(Other names: Bhishma, Bhismaa, Devvrata, Devavrath)
Bhishma was the son of King Shantanu and Ganga. That is why he is also called Gangeya. Once, the eight Vasus (“Ashtavasus”) visited the Vashishtha’s ashram accompanied by their wives. One of the wives took a fancy to Nandini, the wish-bearing cow, and asked her husband Prabhas to steal it from Vashishta. Prabhas then stole the cow with the help of the others who were all consequently cursed by Vashishta to be born in the world of men.
The seven Vasus who assisted in stealing Nandini have their curse mitigated to be liberated from their human birth as soon as they are born, but Prabhas, due to his being instrumental in the theft, is cursed to endure a longer life on the earth, though the curse is softened so that he becomes one of the most illustrious men of his times. It was this Prabhas who took birth as Devavrath (Bhishma).
All of them took birth as Ganga’s sons. Ganga set afloat seven sons in the river as soon as they were born. Shantanu kept the eight one for himself. Though Ganga had married Shantanu on a condition that he will never interfere in Ganga’s decisions, by keeping the eighth child, the promise was broken and so Ganga went away.
The eighth son was Bhisma – he was named Devavrath. He was engrossed in unselfish filial duty. Bhisma was a great warrior and a majestic person. He was an honest person and could sacrifice anything like wealth or heaven but could not part ways from the path of truth. He learnt the science of arms from Parshuram.
Devavrath became known as Bhisma because he took the bhishan pratigya — the vow of life-long celibacy and of service to whoever sat on the throne of his father (the throne of Hastinapur). This was because when his father Shantanu wanted to marry a fisher woman Satyavati, her father refused; on the grounds that his daughter’s children would never be rulers as Shantanu already had a son (Devavrath).
This made Shantanu despondent. To convince Satyavati’s father, Devavrath promised that he would never stake a claim to the throne, implying that the child born to Shantanu and Satyavati would become the ruler after Shantanu. At this, Satyavati’s father retorted that even if Devavrath gave up his claim to the throne, his (Devavrath’s) children would still claim the throne.
At this, Devavrath, to make his father happy, took the terrible vow, thus sacrificing his ‘crown-prince’ title. This gave him immediate recognition among the gods and his father granted him the boon of Swechha Mrityu (control over his own death — he could choose the time of his death, but he was not immortal).

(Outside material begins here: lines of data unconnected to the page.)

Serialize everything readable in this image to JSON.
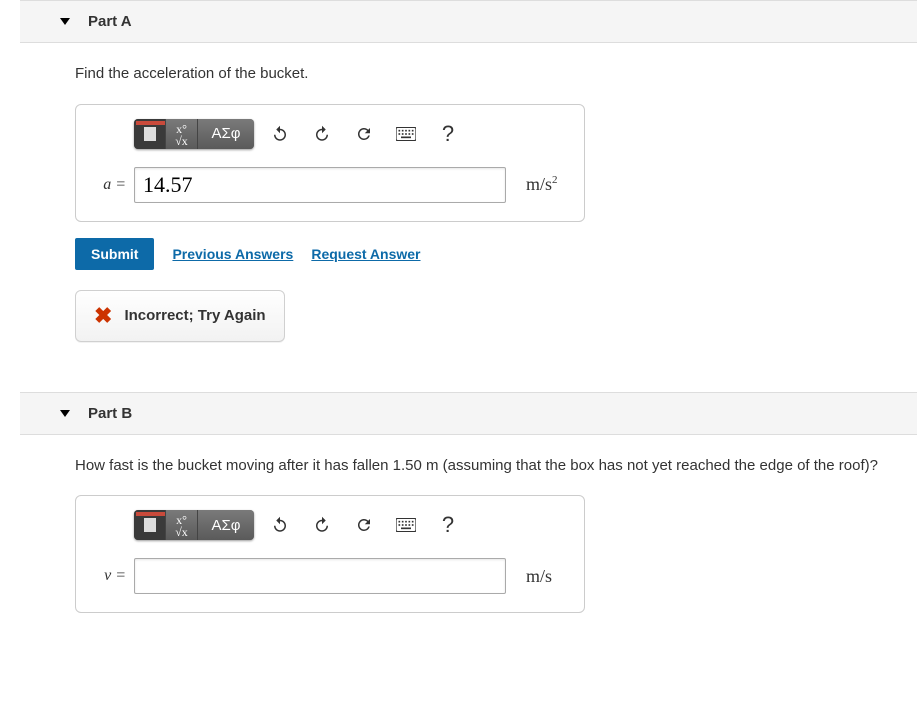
{
  "partA": {
    "title": "Part A",
    "prompt": "Find the acceleration of the bucket.",
    "var_label": "a =",
    "input_value": "14.57",
    "unit_html": "m/s²",
    "submit_label": "Submit",
    "prev_answers_label": "Previous Answers",
    "request_answer_label": "Request Answer",
    "feedback": "Incorrect; Try Again"
  },
  "partB": {
    "title": "Part B",
    "prompt": "How fast is the bucket moving after it has fallen 1.50 m (assuming that the box has not yet reached the edge of the roof)?",
    "var_label": "v =",
    "input_value": "",
    "unit_html": "m/s"
  },
  "toolbar": {
    "greek_label": "ΑΣφ",
    "help_label": "?"
  }
}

On being adamant about not marrying Kashiraj’s daughter, there was a fight between Parshuram and Bhisma which lasted for twenty three days. The teacher could not defeat his student. In the end, the deities intervened and stopped the war.
In the process of finding a bride for his half-brother the young king Vichitravirya, Bhishma cleverly abducted princesses Amba, Ambika and Ambalika of Kashi (Varanasi) from the assemblage of suitors at their Swayamvar. Shalwa, the ruler of Saubal, and Amba (the eldest princess) were in love. Upon reaching Hastinapur, Amba confided in Bhishma that she wished to wed Salwa. Bhishma then sent her back to Shalwa who turned her down as it was humiliating for a man to accept a woman so long in the company of another man. She then naturally approached Bhisma who refused her, citing his oath. Amba, who was humiliated and enraged beyond measure, vowed to avenge herself against Bhisma even